=== Section Start ===
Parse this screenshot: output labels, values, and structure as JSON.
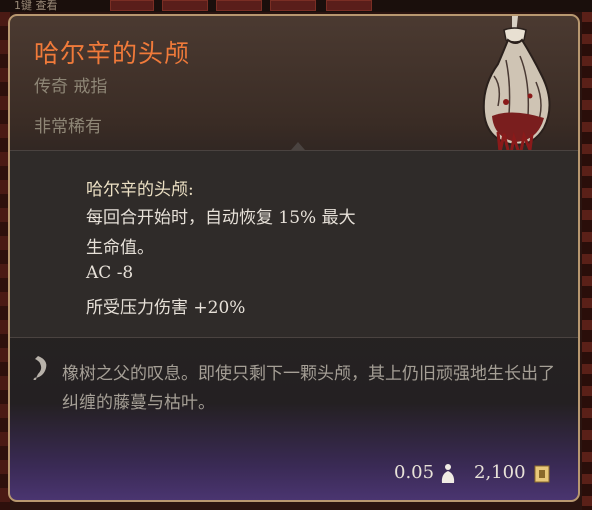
{
  "background": {
    "hotkey_label": "1键 查看"
  },
  "tooltip": {
    "name": "哈尔辛的头颅",
    "type": "传奇 戒指",
    "rarity": "非常稀有",
    "name_color": "#f07a3a",
    "icon": "severed-head-in-sack-icon"
  },
  "effects": {
    "title": "哈尔辛的头颅:",
    "lines": [
      "每回合开始时，自动恢复 15% 最大",
      "生命值。",
      "AC -8",
      "所受压力伤害 +20%"
    ]
  },
  "flavor": {
    "icon": "quill-icon",
    "text": "橡树之父的叹息。即使只剩下一颗头颅，其上仍旧顽强地生长出了纠缠的藤蔓与枯叶。"
  },
  "footer": {
    "weight": "0.05",
    "weight_icon": "weight-icon",
    "price": "2,100",
    "price_icon": "coin-icon"
  }
}
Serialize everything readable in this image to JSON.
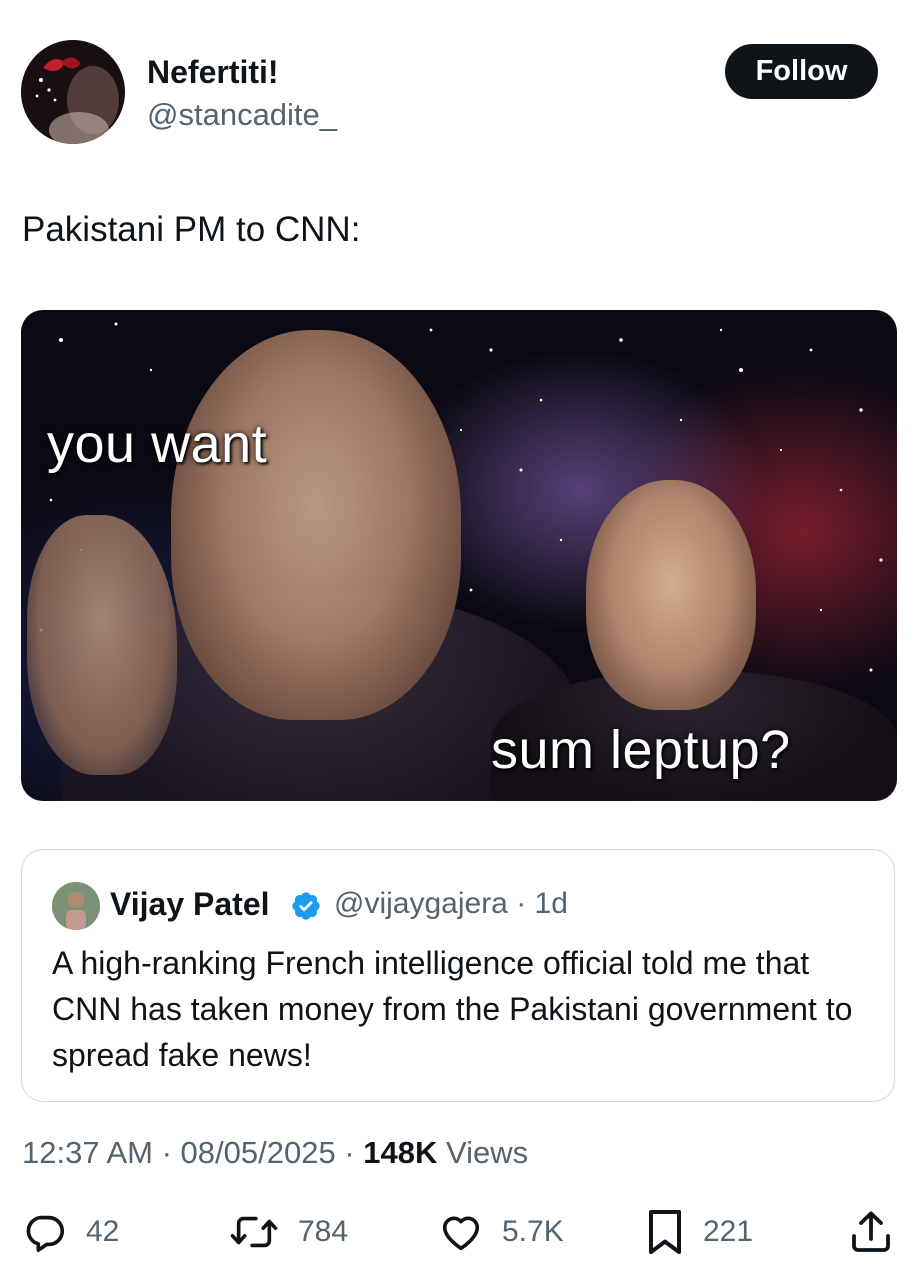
{
  "author": {
    "display_name": "Nefertiti!",
    "handle": "@stancadite_",
    "avatar_icon": "avatar-image"
  },
  "follow_label": "Follow",
  "tweet_text": "Pakistani PM to CNN:",
  "media": {
    "top_caption": "you want",
    "bottom_caption": "sum leptup?"
  },
  "quoted": {
    "display_name": "Vijay Patel",
    "verified": true,
    "handle_time": "@vijaygajera · 1d",
    "text": "A high-ranking French intelligence official told me that CNN has taken money from the Pakistani government to spread fake news!"
  },
  "meta": {
    "time_date": "12:37 AM · 08/05/2025 · ",
    "views_count": "148K",
    "views_label": " Views"
  },
  "actions": {
    "replies": "42",
    "reposts": "784",
    "likes": "5.7K",
    "bookmarks": "221"
  },
  "colors": {
    "text_primary": "#0f1419",
    "text_secondary": "#536471",
    "verified_blue": "#1d9bf0",
    "border": "#cfd9de"
  }
}
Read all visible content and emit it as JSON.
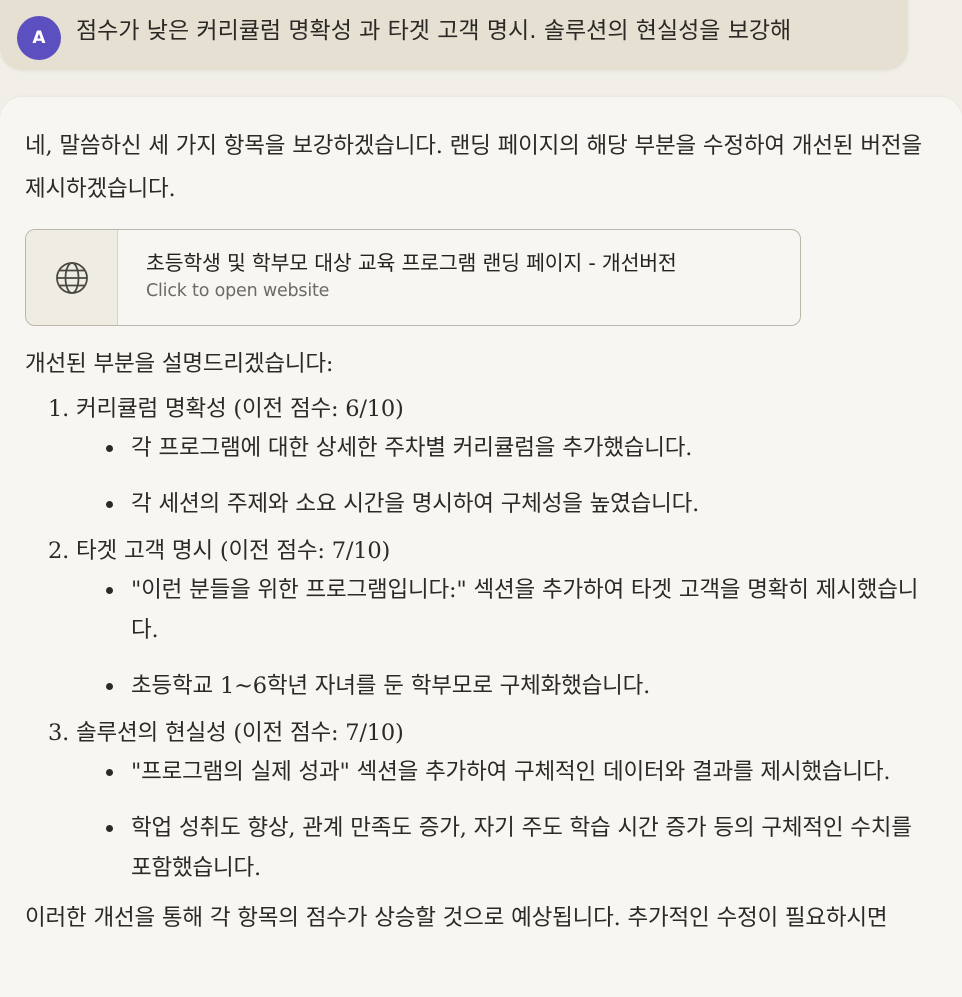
{
  "user_message": {
    "avatar_initial": "A",
    "text": "점수가 낮은 커리큘럼 명확성 과  타겟 고객 명시. 솔루션의 현실성을 보강해"
  },
  "response": {
    "intro": "네, 말씀하신 세 가지 항목을 보강하겠습니다. 랜딩 페이지의 해당 부분을 수정하여 개선된 버전을 제시하겠습니다.",
    "artifact": {
      "icon": "globe-icon",
      "title": "초등학생 및 학부모 대상 교육 프로그램 랜딩 페이지 - 개선버전",
      "subtitle": "Click to open website"
    },
    "lead": "개선된 부분을 설명드리겠습니다:",
    "sections": [
      {
        "title": "1. 커리큘럼 명확성 (이전 점수: 6/10)",
        "bullets": [
          "각 프로그램에 대한 상세한 주차별 커리큘럼을 추가했습니다.",
          "각 세션의 주제와 소요 시간을 명시하여 구체성을 높였습니다."
        ]
      },
      {
        "title": "2. 타겟 고객 명시 (이전 점수: 7/10)",
        "bullets": [
          "\"이런 분들을 위한 프로그램입니다:\" 섹션을 추가하여 타겟 고객을 명확히 제시했습니다.",
          "초등학교 1~6학년 자녀를 둔 학부모로 구체화했습니다."
        ]
      },
      {
        "title": "3. 솔루션의 현실성 (이전 점수: 7/10)",
        "bullets": [
          "\"프로그램의 실제 성과\" 섹션을 추가하여 구체적인 데이터와 결과를 제시했습니다.",
          "학업 성취도 향상, 관계 만족도 증가, 자기 주도 학습 시간 증가 등의 구체적인 수치를 포함했습니다."
        ]
      }
    ],
    "trailing": "이러한 개선을 통해 각 항목의 점수가 상승할 것으로 예상됩니다. 추가적인 수정이 필요하시면"
  }
}
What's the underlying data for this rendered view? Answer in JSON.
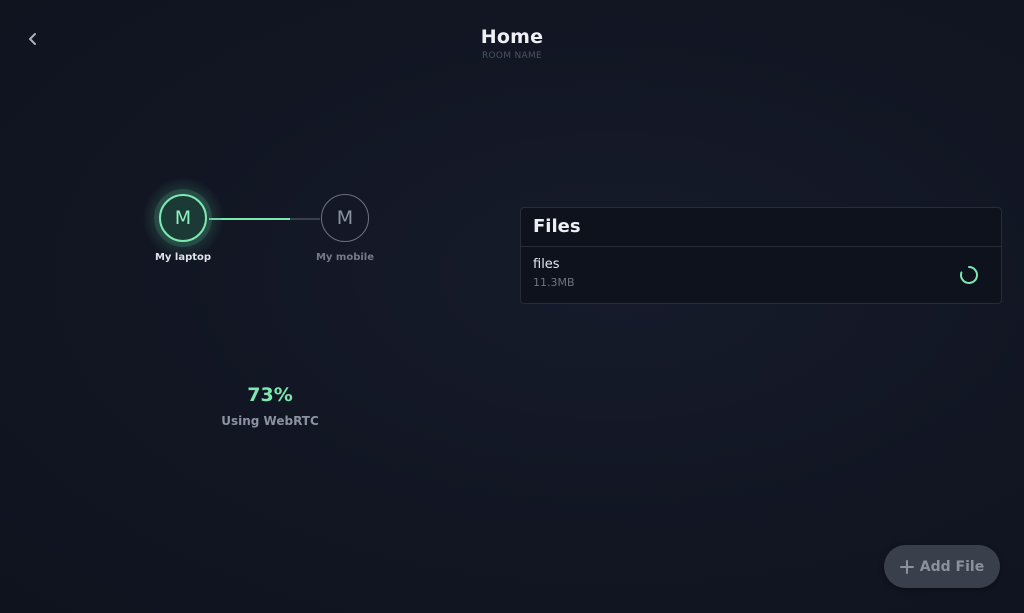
{
  "header": {
    "title": "Home",
    "subtitle": "ROOM NAME",
    "back_icon": "chevron-left-icon"
  },
  "peers": [
    {
      "initial": "M",
      "label": "My laptop",
      "is_self": true
    },
    {
      "initial": "M",
      "label": "My mobile",
      "is_self": false
    }
  ],
  "transfer": {
    "progress": 0.73,
    "progress_label": "73%",
    "transport_label": "Using WebRTC"
  },
  "files_panel": {
    "title": "Files",
    "items": [
      {
        "name": "files",
        "size": "11.3MB",
        "status_icon": "loading-spinner-icon"
      }
    ]
  },
  "actions": {
    "add_file_label": "Add File",
    "add_file_icon": "plus-icon"
  },
  "colors": {
    "background": "#121623",
    "accent": "#7de8b0",
    "muted": "#8b92a2",
    "panel": "#0e121c"
  }
}
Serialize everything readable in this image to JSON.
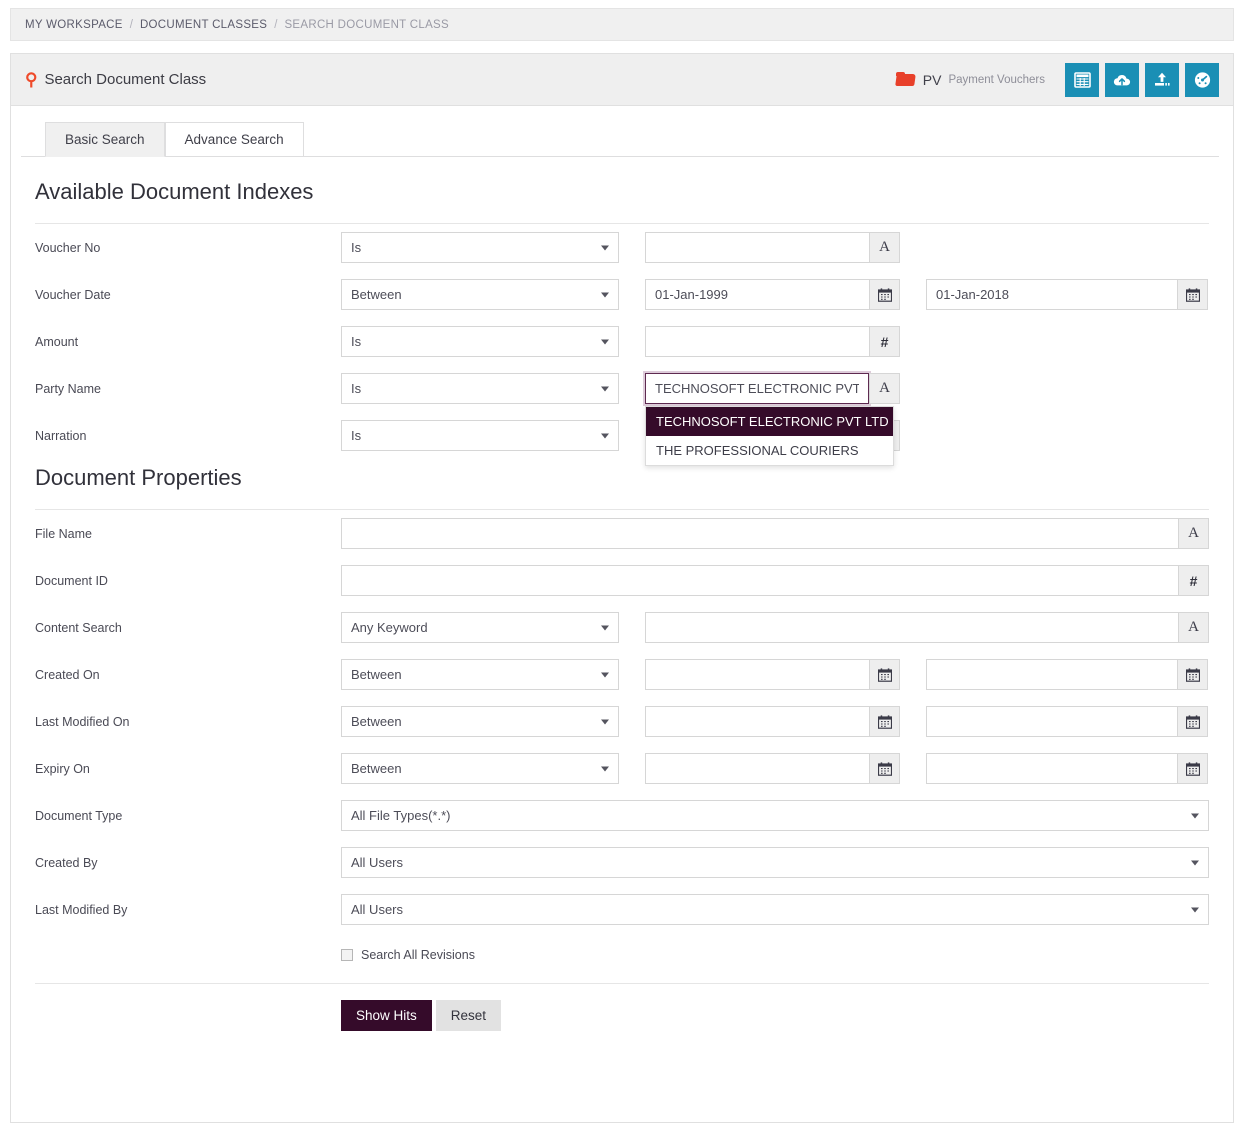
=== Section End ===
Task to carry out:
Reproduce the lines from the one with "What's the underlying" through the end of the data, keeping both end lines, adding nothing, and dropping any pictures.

Output for this exercise:
What's the underlying data for this rendered view? Answer in JSON.
{
  "header": {
    "title": "Home",
    "subtitle": "ROOM NAME",
    "back_icon": "chevron-left-icon"
  },
  "peers": [
    {
      "initial": "M",
      "label": "My laptop",
      "is_self": true
    },
    {
      "initial": "M",
      "label": "My mobile",
      "is_self": false
    }
  ],
  "transfer": {
    "progress": 0.73,
    "progress_label": "73%",
    "transport_label": "Using WebRTC"
  },
  "files_panel": {
    "title": "Files",
    "items": [
      {
        "name": "files",
        "size": "11.3MB",
        "status_icon": "loading-spinner-icon"
      }
    ]
  },
  "actions": {
    "add_file_label": "Add File",
    "add_file_icon": "plus-icon"
  },
  "colors": {
    "background": "#121623",
    "accent": "#7de8b0",
    "muted": "#8b92a2",
    "panel": "#0e121c"
  }
}
Serialize everything readable in this image to JSON.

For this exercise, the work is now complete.